**DIRECTIONS:**
For every line in the listing below that contains the word "SolidColorBrush", add one to the tally. State the final number and nothing else.

**STORED DATA:**
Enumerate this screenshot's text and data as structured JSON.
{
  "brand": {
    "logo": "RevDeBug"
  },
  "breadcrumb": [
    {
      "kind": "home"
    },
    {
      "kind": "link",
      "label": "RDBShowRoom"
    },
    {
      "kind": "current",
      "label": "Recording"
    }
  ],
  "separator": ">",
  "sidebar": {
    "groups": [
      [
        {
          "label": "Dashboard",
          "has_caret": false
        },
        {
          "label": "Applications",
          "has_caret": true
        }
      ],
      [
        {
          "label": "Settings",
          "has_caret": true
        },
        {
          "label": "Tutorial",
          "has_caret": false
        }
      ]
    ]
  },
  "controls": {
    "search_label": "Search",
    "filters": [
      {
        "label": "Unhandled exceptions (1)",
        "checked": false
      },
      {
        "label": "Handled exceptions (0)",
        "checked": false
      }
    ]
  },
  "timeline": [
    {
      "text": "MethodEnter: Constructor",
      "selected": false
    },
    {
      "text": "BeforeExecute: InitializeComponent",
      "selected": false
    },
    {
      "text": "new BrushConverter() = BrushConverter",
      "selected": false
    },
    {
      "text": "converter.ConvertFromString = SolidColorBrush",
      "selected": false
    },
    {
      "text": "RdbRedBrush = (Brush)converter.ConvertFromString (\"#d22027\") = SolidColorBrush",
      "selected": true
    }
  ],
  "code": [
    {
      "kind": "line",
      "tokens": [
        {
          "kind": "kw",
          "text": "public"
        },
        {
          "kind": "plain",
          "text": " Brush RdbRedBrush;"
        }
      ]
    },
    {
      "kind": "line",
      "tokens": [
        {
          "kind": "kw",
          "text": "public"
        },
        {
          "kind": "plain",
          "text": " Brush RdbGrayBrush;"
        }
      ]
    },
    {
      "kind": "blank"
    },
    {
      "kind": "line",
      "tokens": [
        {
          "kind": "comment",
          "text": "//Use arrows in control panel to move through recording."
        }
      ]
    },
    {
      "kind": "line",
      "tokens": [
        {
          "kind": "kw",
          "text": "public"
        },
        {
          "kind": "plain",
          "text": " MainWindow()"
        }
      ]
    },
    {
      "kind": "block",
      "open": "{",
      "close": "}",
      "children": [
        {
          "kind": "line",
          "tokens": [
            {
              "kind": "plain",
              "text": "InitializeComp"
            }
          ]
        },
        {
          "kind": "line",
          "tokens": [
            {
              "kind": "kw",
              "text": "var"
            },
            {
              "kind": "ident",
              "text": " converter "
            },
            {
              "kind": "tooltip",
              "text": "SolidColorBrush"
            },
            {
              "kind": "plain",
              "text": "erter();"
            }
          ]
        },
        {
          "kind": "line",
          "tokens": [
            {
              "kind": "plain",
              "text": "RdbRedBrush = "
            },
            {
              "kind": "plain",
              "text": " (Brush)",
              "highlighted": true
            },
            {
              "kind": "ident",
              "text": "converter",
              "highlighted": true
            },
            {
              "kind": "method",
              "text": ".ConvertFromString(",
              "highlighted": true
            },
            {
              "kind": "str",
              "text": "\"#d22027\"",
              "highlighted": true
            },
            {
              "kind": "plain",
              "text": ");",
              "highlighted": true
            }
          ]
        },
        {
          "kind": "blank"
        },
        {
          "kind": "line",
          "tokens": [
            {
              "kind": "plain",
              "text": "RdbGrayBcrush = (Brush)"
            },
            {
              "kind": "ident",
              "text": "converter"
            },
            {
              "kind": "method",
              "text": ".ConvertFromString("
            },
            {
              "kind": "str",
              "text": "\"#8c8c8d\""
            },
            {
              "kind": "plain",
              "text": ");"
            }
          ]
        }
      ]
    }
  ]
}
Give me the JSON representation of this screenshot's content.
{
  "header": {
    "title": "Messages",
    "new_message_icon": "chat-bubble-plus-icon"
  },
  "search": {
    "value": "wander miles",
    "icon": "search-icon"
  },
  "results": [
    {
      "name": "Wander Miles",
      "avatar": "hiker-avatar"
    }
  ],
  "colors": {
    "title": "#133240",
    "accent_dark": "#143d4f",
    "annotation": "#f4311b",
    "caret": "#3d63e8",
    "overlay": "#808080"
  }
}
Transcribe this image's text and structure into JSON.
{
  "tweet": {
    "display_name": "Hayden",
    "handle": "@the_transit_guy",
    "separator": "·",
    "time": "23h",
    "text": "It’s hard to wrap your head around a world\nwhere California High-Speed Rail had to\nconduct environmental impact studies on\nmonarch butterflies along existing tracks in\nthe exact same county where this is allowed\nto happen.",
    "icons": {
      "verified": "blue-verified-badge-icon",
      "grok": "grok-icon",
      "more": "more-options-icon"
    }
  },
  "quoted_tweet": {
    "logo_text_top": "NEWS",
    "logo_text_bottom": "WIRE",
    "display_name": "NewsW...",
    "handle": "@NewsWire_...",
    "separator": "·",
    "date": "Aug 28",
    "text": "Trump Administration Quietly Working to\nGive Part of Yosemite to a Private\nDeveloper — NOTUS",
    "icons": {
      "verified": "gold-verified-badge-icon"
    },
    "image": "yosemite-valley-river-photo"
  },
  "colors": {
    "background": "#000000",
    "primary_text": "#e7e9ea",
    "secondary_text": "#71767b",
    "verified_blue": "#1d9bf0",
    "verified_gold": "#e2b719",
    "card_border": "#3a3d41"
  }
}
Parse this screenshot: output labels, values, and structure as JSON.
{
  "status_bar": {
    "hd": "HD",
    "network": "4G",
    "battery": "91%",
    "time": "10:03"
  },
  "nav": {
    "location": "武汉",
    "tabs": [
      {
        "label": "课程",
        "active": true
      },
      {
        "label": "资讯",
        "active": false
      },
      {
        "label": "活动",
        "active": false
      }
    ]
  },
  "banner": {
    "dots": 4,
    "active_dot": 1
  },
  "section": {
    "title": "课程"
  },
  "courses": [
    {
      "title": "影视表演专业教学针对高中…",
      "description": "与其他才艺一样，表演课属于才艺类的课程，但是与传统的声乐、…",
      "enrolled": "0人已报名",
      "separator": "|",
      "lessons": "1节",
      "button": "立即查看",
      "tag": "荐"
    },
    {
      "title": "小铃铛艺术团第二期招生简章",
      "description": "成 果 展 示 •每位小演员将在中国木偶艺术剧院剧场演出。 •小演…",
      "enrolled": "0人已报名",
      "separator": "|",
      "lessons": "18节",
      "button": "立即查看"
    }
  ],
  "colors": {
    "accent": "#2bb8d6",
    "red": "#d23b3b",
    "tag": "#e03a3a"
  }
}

**WORKED SOLUTION:**
3